• Goal of the exercise: What is needed is an exact retyping of each entry, pictures excluded.

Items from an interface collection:

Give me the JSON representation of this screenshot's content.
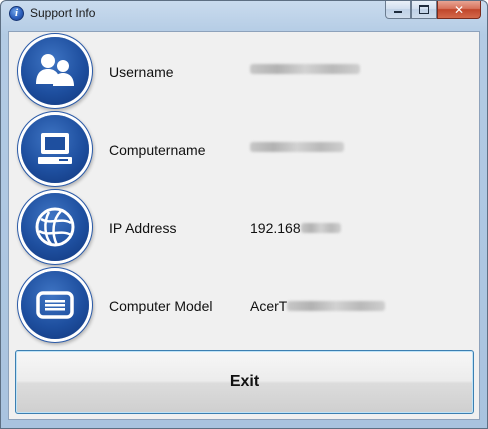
{
  "window": {
    "title": "Support Info",
    "app_icon_glyph": "i"
  },
  "caption": {
    "minimize_icon": "minimize-icon",
    "maximize_icon": "maximize-icon",
    "close_glyph": "✕"
  },
  "rows": [
    {
      "label": "Username",
      "value": "",
      "icon": "users-icon"
    },
    {
      "label": "Computername",
      "value": "",
      "icon": "computer-icon"
    },
    {
      "label": "IP Address",
      "value": "192.168",
      "icon": "globe-icon"
    },
    {
      "label": "Computer Model",
      "value": "AcerT",
      "icon": "keyboard-icon"
    }
  ],
  "exit_button": {
    "label": "Exit"
  },
  "colors": {
    "icon_blue": "#1e4f9f",
    "button_border": "#3c7fb1"
  }
}
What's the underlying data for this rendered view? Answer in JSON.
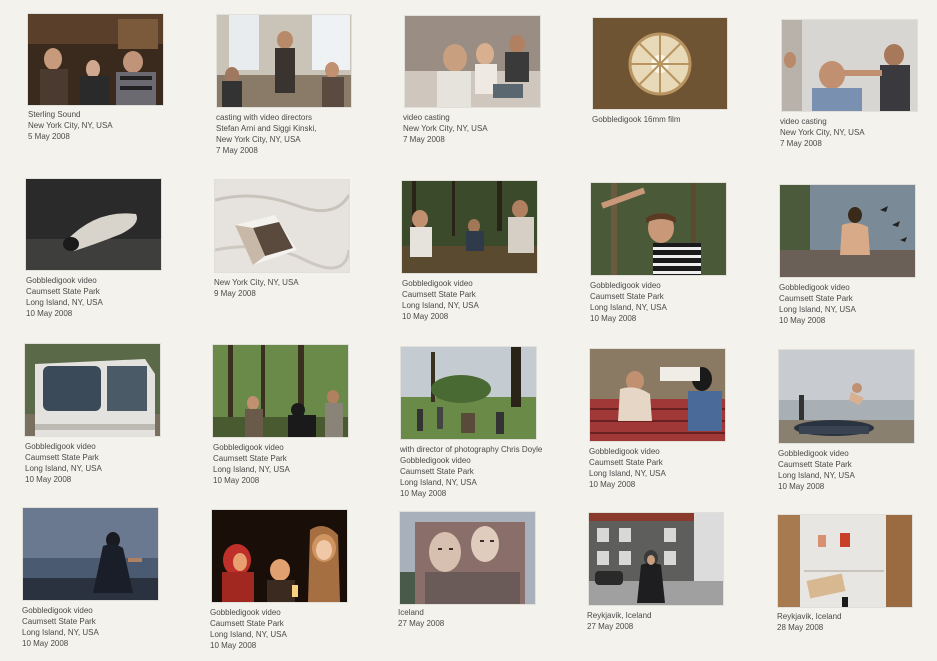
{
  "photos": [
    {
      "name": "photo-sterling-sound",
      "subject": "three people in a dark studio",
      "caption": [
        "Sterling Sound",
        "New York City, NY, USA",
        "5 May 2008"
      ]
    },
    {
      "name": "photo-casting-directors",
      "subject": "people in a bright room with windows",
      "caption": [
        "casting with video directors",
        "Stefan Arni and Siggi Kinski,",
        "New York City, NY, USA",
        "7 May 2008"
      ]
    },
    {
      "name": "photo-video-casting-1",
      "subject": "people at a table with a laptop",
      "caption": [
        "video casting",
        "New York City, NY, USA",
        "7 May 2008"
      ]
    },
    {
      "name": "photo-16mm-film",
      "subject": "round window on brown wall",
      "caption": [
        "Gobbledigook 16mm film"
      ]
    },
    {
      "name": "photo-video-casting-2",
      "subject": "people gathered around a boy",
      "caption": [
        "video casting",
        "New York City, NY, USA",
        "7 May 2008"
      ]
    },
    {
      "name": "photo-lying-figure",
      "subject": "person lying on dark ground",
      "caption": [
        "Gobbledigook video",
        "Caumsett State Park",
        "Long Island, NY, USA",
        "10 May 2008"
      ]
    },
    {
      "name": "photo-bed-book",
      "subject": "book open on white sheets",
      "caption": [
        "New York City, NY, USA",
        "9 May 2008"
      ]
    },
    {
      "name": "photo-forest-group",
      "subject": "people sitting in woods",
      "caption": [
        "Gobbledigook video",
        "Caumsett State Park",
        "Long Island, NY, USA",
        "10 May 2008"
      ]
    },
    {
      "name": "photo-striped-shirt",
      "subject": "young man in striped shirt in woods",
      "caption": [
        "Gobbledigook video",
        "Caumsett State Park",
        "Long Island, NY, USA",
        "10 May 2008"
      ]
    },
    {
      "name": "photo-shore-figure",
      "subject": "person by water on rocks",
      "caption": [
        "Gobbledigook video",
        "Caumsett State Park",
        "Long Island, NY, USA",
        "10 May 2008"
      ]
    },
    {
      "name": "photo-white-van",
      "subject": "white van in forest",
      "caption": [
        "Gobbledigook video",
        "Caumsett State Park",
        "Long Island, NY, USA",
        "10 May 2008"
      ]
    },
    {
      "name": "photo-forest-crew",
      "subject": "people standing in green forest",
      "caption": [
        "Gobbledigook video",
        "Caumsett State Park",
        "Long Island, NY, USA",
        "10 May 2008"
      ]
    },
    {
      "name": "photo-chris-doyle",
      "subject": "group in a park with trees",
      "caption": [
        "with director of photography Chris Doyle",
        "Gobbledigook video",
        "Caumsett State Park",
        "Long Island, NY, USA",
        "10 May 2008"
      ]
    },
    {
      "name": "photo-picnic-group",
      "subject": "people lying on blanket",
      "caption": [
        "Gobbledigook video",
        "Caumsett State Park",
        "Long Island, NY, USA",
        "10 May 2008"
      ]
    },
    {
      "name": "photo-trampoline",
      "subject": "figure jumping on beach",
      "caption": [
        "Gobbledigook video",
        "Caumsett State Park",
        "Long Island, NY, USA",
        "10 May 2008"
      ]
    },
    {
      "name": "photo-dusk-figure",
      "subject": "person on shore at dusk",
      "caption": [
        "Gobbledigook video",
        "Caumsett State Park",
        "Long Island, NY, USA",
        "10 May 2008"
      ]
    },
    {
      "name": "photo-fire-group",
      "subject": "faces lit by fire at night",
      "caption": [
        "Gobbledigook video",
        "Caumsett State Park",
        "Long Island, NY, USA",
        "10 May 2008"
      ]
    },
    {
      "name": "photo-iceland-mural",
      "subject": "large mural of faces on building",
      "caption": [
        "Iceland",
        "27 May 2008"
      ]
    },
    {
      "name": "photo-reykjavik-street",
      "subject": "woman on street before gray building",
      "caption": [
        "Reykjavik, Iceland",
        "27 May 2008"
      ]
    },
    {
      "name": "photo-reykjavik-room",
      "subject": "white room with objects on wall",
      "caption": [
        "Reykjavik, Iceland",
        "28 May 2008"
      ]
    }
  ]
}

• Completed exercise:
Give me the JSON representation of this screenshot's content.
{
  "window": {
    "title": "Support Info",
    "app_icon_glyph": "i"
  },
  "caption": {
    "minimize_icon": "minimize-icon",
    "maximize_icon": "maximize-icon",
    "close_glyph": "✕"
  },
  "rows": [
    {
      "label": "Username",
      "value": "",
      "icon": "users-icon"
    },
    {
      "label": "Computername",
      "value": "",
      "icon": "computer-icon"
    },
    {
      "label": "IP Address",
      "value": "192.168",
      "icon": "globe-icon"
    },
    {
      "label": "Computer Model",
      "value": "AcerT",
      "icon": "keyboard-icon"
    }
  ],
  "exit_button": {
    "label": "Exit"
  },
  "colors": {
    "icon_blue": "#1e4f9f",
    "button_border": "#3c7fb1"
  }
}
What's the underlying data for this rendered view? Answer in JSON.
{
  "photos": [
    {
      "name": "photo-sterling-sound",
      "subject": "three people in a dark studio",
      "caption": [
        "Sterling Sound",
        "New York City, NY, USA",
        "5 May 2008"
      ]
    },
    {
      "name": "photo-casting-directors",
      "subject": "people in a bright room with windows",
      "caption": [
        "casting with video directors",
        "Stefan Arni and Siggi Kinski,",
        "New York City, NY, USA",
        "7 May 2008"
      ]
    },
    {
      "name": "photo-video-casting-1",
      "subject": "people at a table with a laptop",
      "caption": [
        "video casting",
        "New York City, NY, USA",
        "7 May 2008"
      ]
    },
    {
      "name": "photo-16mm-film",
      "subject": "round window on brown wall",
      "caption": [
        "Gobbledigook 16mm film"
      ]
    },
    {
      "name": "photo-video-casting-2",
      "subject": "people gathered around a boy",
      "caption": [
        "video casting",
        "New York City, NY, USA",
        "7 May 2008"
      ]
    },
    {
      "name": "photo-lying-figure",
      "subject": "person lying on dark ground",
      "caption": [
        "Gobbledigook video",
        "Caumsett State Park",
        "Long Island, NY, USA",
        "10 May 2008"
      ]
    },
    {
      "name": "photo-bed-book",
      "subject": "book open on white sheets",
      "caption": [
        "New York City, NY, USA",
        "9 May 2008"
      ]
    },
    {
      "name": "photo-forest-group",
      "subject": "people sitting in woods",
      "caption": [
        "Gobbledigook video",
        "Caumsett State Park",
        "Long Island, NY, USA",
        "10 May 2008"
      ]
    },
    {
      "name": "photo-striped-shirt",
      "subject": "young man in striped shirt in woods",
      "caption": [
        "Gobbledigook video",
        "Caumsett State Park",
        "Long Island, NY, USA",
        "10 May 2008"
      ]
    },
    {
      "name": "photo-shore-figure",
      "subject": "person by water on rocks",
      "caption": [
        "Gobbledigook video",
        "Caumsett State Park",
        "Long Island, NY, USA",
        "10 May 2008"
      ]
    },
    {
      "name": "photo-white-van",
      "subject": "white van in forest",
      "caption": [
        "Gobbledigook video",
        "Caumsett State Park",
        "Long Island, NY, USA",
        "10 May 2008"
      ]
    },
    {
      "name": "photo-forest-crew",
      "subject": "people standing in green forest",
      "caption": [
        "Gobbledigook video",
        "Caumsett State Park",
        "Long Island, NY, USA",
        "10 May 2008"
      ]
    },
    {
      "name": "photo-chris-doyle",
      "subject": "group in a park with trees",
      "caption": [
        "with director of photography Chris Doyle",
        "Gobbledigook video",
        "Caumsett State Park",
        "Long Island, NY, USA",
        "10 May 2008"
      ]
    },
    {
      "name": "photo-picnic-group",
      "subject": "people lying on blanket",
      "caption": [
        "Gobbledigook video",
        "Caumsett State Park",
        "Long Island, NY, USA",
        "10 May 2008"
      ]
    },
    {
      "name": "photo-trampoline",
      "subject": "figure jumping on beach",
      "caption": [
        "Gobbledigook video",
        "Caumsett State Park",
        "Long Island, NY, USA",
        "10 May 2008"
      ]
    },
    {
      "name": "photo-dusk-figure",
      "subject": "person on shore at dusk",
      "caption": [
        "Gobbledigook video",
        "Caumsett State Park",
        "Long Island, NY, USA",
        "10 May 2008"
      ]
    },
    {
      "name": "photo-fire-group",
      "subject": "faces lit by fire at night",
      "caption": [
        "Gobbledigook video",
        "Caumsett State Park",
        "Long Island, NY, USA",
        "10 May 2008"
      ]
    },
    {
      "name": "photo-iceland-mural",
      "subject": "large mural of faces on building",
      "caption": [
        "Iceland",
        "27 May 2008"
      ]
    },
    {
      "name": "photo-reykjavik-street",
      "subject": "woman on street before gray building",
      "caption": [
        "Reykjavik, Iceland",
        "27 May 2008"
      ]
    },
    {
      "name": "photo-reykjavik-room",
      "subject": "white room with objects on wall",
      "caption": [
        "Reykjavik, Iceland",
        "28 May 2008"
      ]
    }
  ]
}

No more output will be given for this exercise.